If climbing remains a male-dominated activity, offwidth crack climbing is the pinnacle of that inequality. Pamela Pack learned offwidth climbing the hard way when a devastating forearm injury rendered her unable to crimp, but her hand stacking abilities and ability to endure enormous levels of pressure were unaffected by this injury.
Q&A with Pro Climber, Pamela Pack
We have admired Pamela's passion for climbing and her artistic climbing style. When most people see a photo or video of Pamela climbing they are in awe of the beauty surrounding her as she moves up these zipper like criss crossing gaps etched into the mountain side millions of years ago. As you admire it closer you can appreciate the amount of thought, skill and focus she is putting into each move as she climbs up.
Q: How did you start rock climbing?

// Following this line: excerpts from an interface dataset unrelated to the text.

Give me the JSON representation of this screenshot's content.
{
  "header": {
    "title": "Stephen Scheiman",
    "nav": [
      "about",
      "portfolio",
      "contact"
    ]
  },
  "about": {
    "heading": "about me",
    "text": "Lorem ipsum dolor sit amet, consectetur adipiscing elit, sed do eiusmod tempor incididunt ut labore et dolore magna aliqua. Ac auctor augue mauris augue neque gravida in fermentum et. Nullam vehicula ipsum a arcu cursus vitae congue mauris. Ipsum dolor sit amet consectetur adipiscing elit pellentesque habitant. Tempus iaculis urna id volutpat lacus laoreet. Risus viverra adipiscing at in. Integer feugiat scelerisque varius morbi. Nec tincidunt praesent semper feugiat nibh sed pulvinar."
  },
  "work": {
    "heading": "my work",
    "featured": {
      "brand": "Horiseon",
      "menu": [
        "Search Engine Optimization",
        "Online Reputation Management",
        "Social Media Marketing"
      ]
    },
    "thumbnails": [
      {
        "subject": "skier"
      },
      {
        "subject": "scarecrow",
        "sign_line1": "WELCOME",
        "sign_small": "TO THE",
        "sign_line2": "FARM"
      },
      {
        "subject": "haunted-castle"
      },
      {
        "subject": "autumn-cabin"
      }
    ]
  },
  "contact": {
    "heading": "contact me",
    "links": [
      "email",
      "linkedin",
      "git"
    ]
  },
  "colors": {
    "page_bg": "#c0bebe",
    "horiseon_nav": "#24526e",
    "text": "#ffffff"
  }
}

Pamela Pack: Well I started climbing when I was 15, my parents sent me to an Outward bound course. I went on an alpine mountaineering course and thats really when I started climbing. I had a bad injury when I was a kid and couldn't do much for a couple of years. Got back into climbing in college and the last 10 years have been a full time climber.
Q: Did you start climbing in a specific style?
Pamela Pack: Yea, I actually started climbing a totally different style. I was indoor climbing, sport climbing, outdoor sports climbing, boulders and big walls. My biggest obsession was ice climbing but one winter I had a really bad injury. My forearms developed chronic exhaustion compartment syndrome, which means there is so much pressure in the muscle compartments that it causes nerve damage. A number of surgeons told me to stop climbing so I began looking through my books and came across offwidth. I came out to Vedauwoo, Wyoming where I am now and climbed upside down and been doing it ever since. Offwidth means it's bigger than your fist and it's where you start stacking body parts while you climb. So like hand stacks, hand fist stacks, double fist stacks and climbing upside down. I figured I could do this because it doesn't involve crimping.
Q: You received a Golden Piton award in 2009, was that for Gabriel?
Pamela Pack: That was for the route Gabriel, and that was really funny because that was before I was a professional climber. I heard there was a route in Zion that no one could do and they have been working on it for 10 years. I did the first ascent of it and at the time I really didn't know what I had done. I was like wow it was really hard a 70 ft inverted style offwidth route. I came home for Christmas and I got a call saying you won the Golden Piton award and I didn't even know what that was. I realized what it was which was for established the most significant new traditional style climb that year. That was the turning point and when I became a professional sponsored climber. It was amazing on one hand but a lot of pressure on the other. It was a plus because the style I do, offwidth wasn't popular and very few women climbed offwidth.
Q: When you are looking at a potential route for the first time how do you plan it?
Pamela Pack: I drive around with my spotting scope and I look at walls and hike for hours and hours. I have a modified lifted truck so I can go anywhere I want to and I look up for lines. I look for lines that are aesthetically spectacular, I like lines with zigzags. Then I will hike out to the base of the lines, look up and study to see if they are possible. I want a new route that captivates me, once that happens I become obsessed. The zigzags are more challenging physically and I like routes that require something new.
Q: Do the routes change realtime while climbing?
Pamela Pack: It's interesting because I will look up and what I think looks like how I'm gonna do it may change when I'm part way up a route. That might occur 100, 200 or 300 ft and realize there is something I can't get around or something I'm climbing is detached some how. I'll have a plan that I'm gonna climb this 400 ft and walk away but it never works out that way. Often what I think looks like a certain size will be dramatically different size when I get to it. But I love it, love the adventure, love being where people have never been.
Follow Pamela at https://www.instagram.com/shanti.pack/